[INFORMATION SHOWN]

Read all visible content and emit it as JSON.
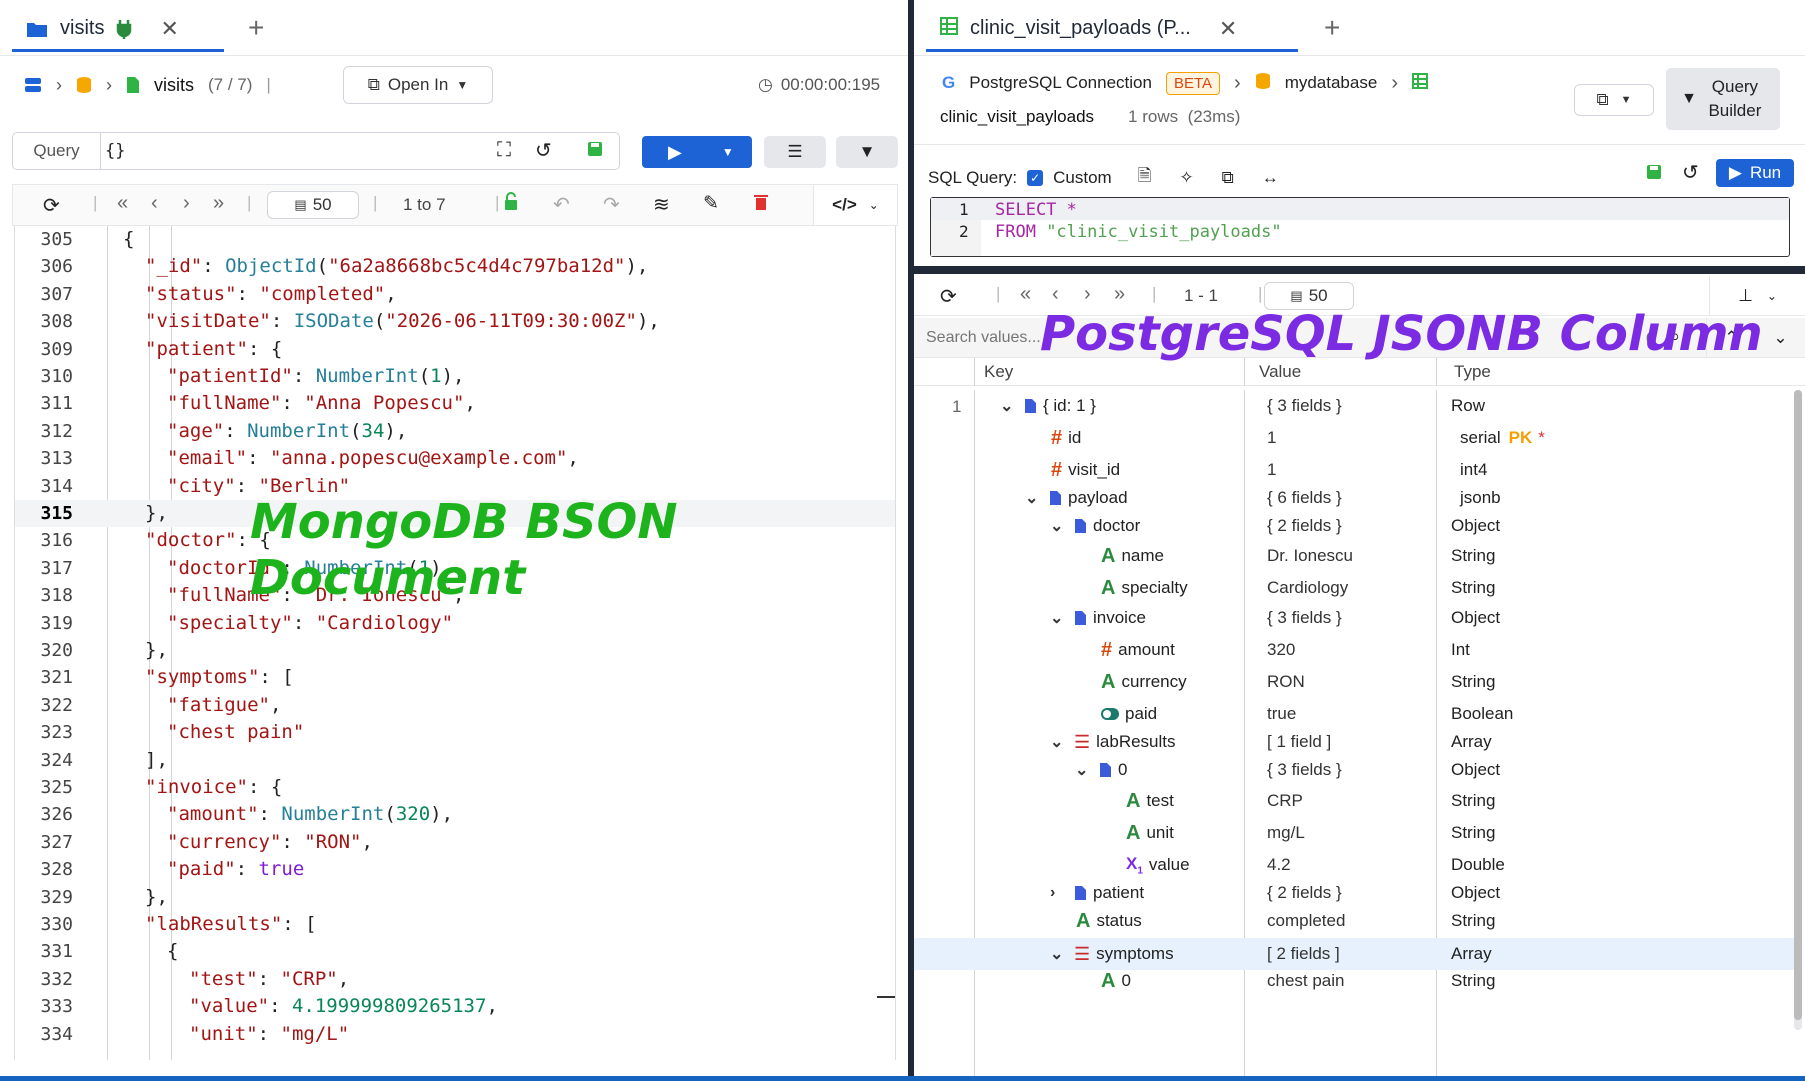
{
  "left": {
    "tab": {
      "title": "visits"
    },
    "breadcrumb": {
      "collection": "visits",
      "count": "(7 / 7)",
      "open_in": "Open In",
      "timer": "00:00:00:195"
    },
    "query": {
      "label": "Query",
      "value": "{}"
    },
    "paging": {
      "page_size": "50",
      "range": "1 to 7"
    },
    "code_lines": [
      {
        "n": "305",
        "html": "<span class='p'>{</span>",
        "indent": 1
      },
      {
        "n": "306",
        "html": "<span class='k'>\"_id\"</span><span class='p'>: </span><span class='f'>ObjectId</span><span class='p'>(</span><span class='s'>\"6a2a8668bc5c4d4c797ba12d\"</span><span class='p'>),</span>",
        "indent": 2
      },
      {
        "n": "307",
        "html": "<span class='k'>\"status\"</span><span class='p'>: </span><span class='s'>\"completed\"</span><span class='p'>,</span>",
        "indent": 2
      },
      {
        "n": "308",
        "html": "<span class='k'>\"visitDate\"</span><span class='p'>: </span><span class='f'>ISODate</span><span class='p'>(</span><span class='s'>\"2026-06-11T09:30:00Z\"</span><span class='p'>),</span>",
        "indent": 2
      },
      {
        "n": "309",
        "html": "<span class='k'>\"patient\"</span><span class='p'>: {</span>",
        "indent": 2
      },
      {
        "n": "310",
        "html": "<span class='k'>\"patientId\"</span><span class='p'>: </span><span class='f'>NumberInt</span><span class='p'>(</span><span class='n'>1</span><span class='p'>),</span>",
        "indent": 3
      },
      {
        "n": "311",
        "html": "<span class='k'>\"fullName\"</span><span class='p'>: </span><span class='s'>\"Anna Popescu\"</span><span class='p'>,</span>",
        "indent": 3
      },
      {
        "n": "312",
        "html": "<span class='k'>\"age\"</span><span class='p'>: </span><span class='f'>NumberInt</span><span class='p'>(</span><span class='n'>34</span><span class='p'>),</span>",
        "indent": 3
      },
      {
        "n": "313",
        "html": "<span class='k'>\"email\"</span><span class='p'>: </span><span class='s'>\"anna.popescu@example.com\"</span><span class='p'>,</span>",
        "indent": 3
      },
      {
        "n": "314",
        "html": "<span class='k'>\"city\"</span><span class='p'>: </span><span class='s'>\"Berlin\"</span>",
        "indent": 3
      },
      {
        "n": "315",
        "html": "<span class='p'>},</span>",
        "indent": 2,
        "current": true
      },
      {
        "n": "316",
        "html": "<span class='k'>\"doctor\"</span><span class='p'>: {</span>",
        "indent": 2
      },
      {
        "n": "317",
        "html": "<span class='k'>\"doctorId\"</span><span class='p'>: </span><span class='f'>NumberInt</span><span class='p'>(</span><span class='n'>1</span><span class='p'>),</span>",
        "indent": 3
      },
      {
        "n": "318",
        "html": "<span class='k'>\"fullName\"</span><span class='p'>: </span><span class='s'>\"Dr. Ionescu\"</span><span class='p'>,</span>",
        "indent": 3
      },
      {
        "n": "319",
        "html": "<span class='k'>\"specialty\"</span><span class='p'>: </span><span class='s'>\"Cardiology\"</span>",
        "indent": 3
      },
      {
        "n": "320",
        "html": "<span class='p'>},</span>",
        "indent": 2
      },
      {
        "n": "321",
        "html": "<span class='k'>\"symptoms\"</span><span class='p'>: [</span>",
        "indent": 2
      },
      {
        "n": "322",
        "html": "<span class='s'>\"fatigue\"</span><span class='p'>,</span>",
        "indent": 3
      },
      {
        "n": "323",
        "html": "<span class='s'>\"chest pain\"</span>",
        "indent": 3
      },
      {
        "n": "324",
        "html": "<span class='p'>],</span>",
        "indent": 2
      },
      {
        "n": "325",
        "html": "<span class='k'>\"invoice\"</span><span class='p'>: {</span>",
        "indent": 2
      },
      {
        "n": "326",
        "html": "<span class='k'>\"amount\"</span><span class='p'>: </span><span class='f'>NumberInt</span><span class='p'>(</span><span class='n'>320</span><span class='p'>),</span>",
        "indent": 3
      },
      {
        "n": "327",
        "html": "<span class='k'>\"currency\"</span><span class='p'>: </span><span class='s'>\"RON\"</span><span class='p'>,</span>",
        "indent": 3
      },
      {
        "n": "328",
        "html": "<span class='k'>\"paid\"</span><span class='p'>: </span><span class='b'>true</span>",
        "indent": 3
      },
      {
        "n": "329",
        "html": "<span class='p'>},</span>",
        "indent": 2
      },
      {
        "n": "330",
        "html": "<span class='k'>\"labResults\"</span><span class='p'>: [</span>",
        "indent": 2
      },
      {
        "n": "331",
        "html": "<span class='p'>{</span>",
        "indent": 3
      },
      {
        "n": "332",
        "html": "<span class='k'>\"test\"</span><span class='p'>: </span><span class='s'>\"CRP\"</span><span class='p'>,</span>",
        "indent": 4
      },
      {
        "n": "333",
        "html": "<span class='k'>\"value\"</span><span class='p'>: </span><span class='n'>4.199999809265137</span><span class='p'>,</span>",
        "indent": 4
      },
      {
        "n": "334",
        "html": "<span class='k'>\"unit\"</span><span class='p'>: </span><span class='s'>\"mg/L\"</span>",
        "indent": 4
      }
    ],
    "overlay": "MongoDB BSON Document"
  },
  "right": {
    "tab": {
      "title": "clinic_visit_payloads (P..."
    },
    "connection": {
      "name": "PostgreSQL Connection",
      "badge": "BETA",
      "database": "mydatabase",
      "table": "clinic_visit_payloads",
      "rows": "1 rows",
      "time": "(23ms)"
    },
    "query_builder": "Query Builder",
    "sql": {
      "label": "SQL Query:",
      "custom": "Custom",
      "run": "Run",
      "line1": "SELECT *",
      "line2": "FROM \"clinic_visit_payloads\""
    },
    "paging": {
      "range": "1 - 1",
      "page_size": "50"
    },
    "search": {
      "placeholder": "Search values...",
      "count": "0"
    },
    "columns": {
      "key": "Key",
      "value": "Value",
      "type": "Type"
    },
    "overlay": "PostgreSQL JSONB Column",
    "rows": [
      {
        "key": "{ id: 1 }",
        "value": "{ 3 fields }",
        "type": "Row",
        "icon": "doc",
        "chev": "v",
        "lvl": 0,
        "rownum": "1"
      },
      {
        "key": "id",
        "value": "1",
        "type": "serial",
        "pk": "PK",
        "icon": "hash",
        "lvl": 1
      },
      {
        "key": "visit_id",
        "value": "1",
        "type": "int4",
        "icon": "hash",
        "lvl": 1
      },
      {
        "key": "payload",
        "value": "{ 6 fields }",
        "type": "jsonb",
        "icon": "doc",
        "chev": "v",
        "lvl": 1
      },
      {
        "key": "doctor",
        "value": "{ 2 fields }",
        "type": "Object",
        "icon": "doc",
        "chev": "v",
        "lvl": 2
      },
      {
        "key": "name",
        "value": "Dr. Ionescu",
        "type": "String",
        "icon": "A",
        "lvl": 3
      },
      {
        "key": "specialty",
        "value": "Cardiology",
        "type": "String",
        "icon": "A",
        "lvl": 3
      },
      {
        "key": "invoice",
        "value": "{ 3 fields }",
        "type": "Object",
        "icon": "doc",
        "chev": "v",
        "lvl": 2
      },
      {
        "key": "amount",
        "value": "320",
        "type": "Int",
        "icon": "hash",
        "lvl": 3
      },
      {
        "key": "currency",
        "value": "RON",
        "type": "String",
        "icon": "A",
        "lvl": 3
      },
      {
        "key": "paid",
        "value": "true",
        "type": "Boolean",
        "icon": "toggle",
        "lvl": 3
      },
      {
        "key": "labResults",
        "value": "[ 1 field ]",
        "type": "Array",
        "icon": "arr",
        "chev": "v",
        "lvl": 2
      },
      {
        "key": "0",
        "value": "{ 3 fields }",
        "type": "Object",
        "icon": "doc",
        "chev": "v",
        "lvl": 3
      },
      {
        "key": "test",
        "value": "CRP",
        "type": "String",
        "icon": "A",
        "lvl": 4
      },
      {
        "key": "unit",
        "value": "mg/L",
        "type": "String",
        "icon": "A",
        "lvl": 4
      },
      {
        "key": "value",
        "value": "4.2",
        "type": "Double",
        "icon": "x1",
        "lvl": 4
      },
      {
        "key": "patient",
        "value": "{ 2 fields }",
        "type": "Object",
        "icon": "doc",
        "chev": ">",
        "lvl": 2
      },
      {
        "key": "status",
        "value": "completed",
        "type": "String",
        "icon": "A",
        "lvl": 2
      },
      {
        "key": "symptoms",
        "value": "[ 2 fields ]",
        "type": "Array",
        "icon": "arr",
        "chev": "v",
        "lvl": 2,
        "selected": true
      },
      {
        "key": "0",
        "value": "chest pain",
        "type": "String",
        "icon": "A",
        "lvl": 3
      }
    ]
  },
  "colors": {
    "accent": "#1e63d6",
    "overlay_green": "#1db31d",
    "overlay_purple": "#7b2be2",
    "pk": "#f59f00"
  }
}
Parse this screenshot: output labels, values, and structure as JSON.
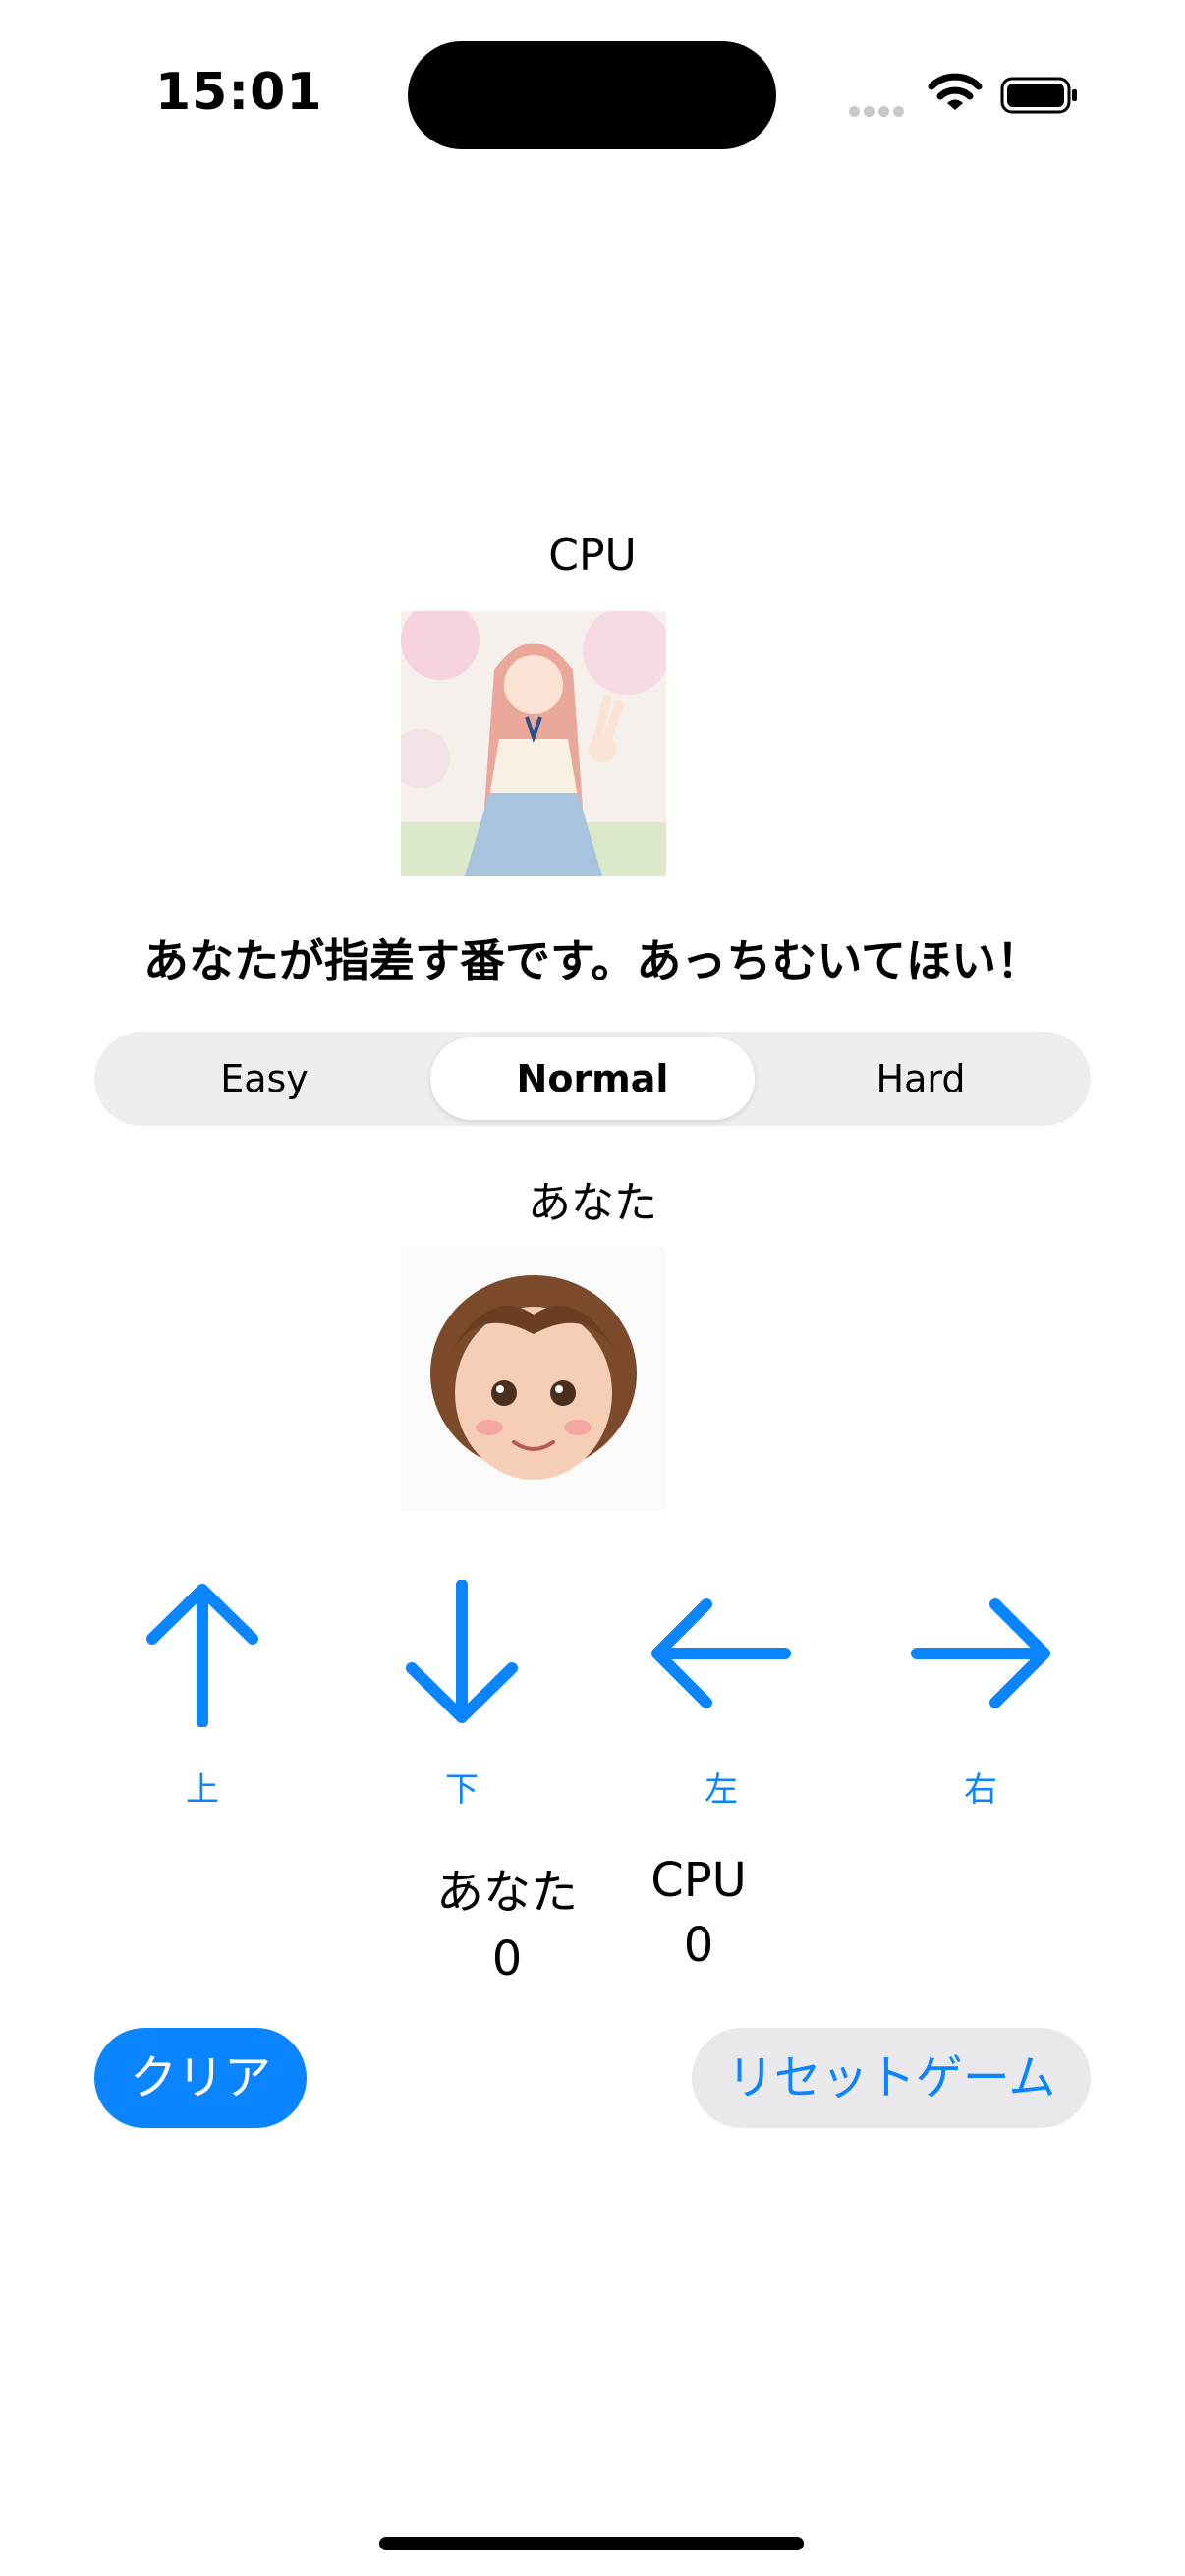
{
  "status_bar": {
    "time": "15:01"
  },
  "cpu": {
    "label": "CPU"
  },
  "message": "あなたが指差す番です。あっちむいてほい！",
  "difficulty": {
    "options": [
      "Easy",
      "Normal",
      "Hard"
    ],
    "selected": "Normal"
  },
  "player": {
    "label": "あなた"
  },
  "directions": {
    "up": "上",
    "down": "下",
    "left": "左",
    "right": "右"
  },
  "score": {
    "you_label": "あなた",
    "you_value": "0",
    "cpu_label": "CPU",
    "cpu_value": "0"
  },
  "buttons": {
    "clear": "クリア",
    "reset": "リセットゲーム"
  },
  "colors": {
    "accent": "#0a84ff",
    "segment_bg": "#eeeeef",
    "reset_bg": "#e9e9eb"
  }
}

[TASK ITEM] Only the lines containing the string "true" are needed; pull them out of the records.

[WRITTEN ANSWER]
        "current": true
        "html": "<span class='k'>\"paid\"</span><span class='p'>: </span><span class='b'>true</span>",
        "value": "true",
        "selected": true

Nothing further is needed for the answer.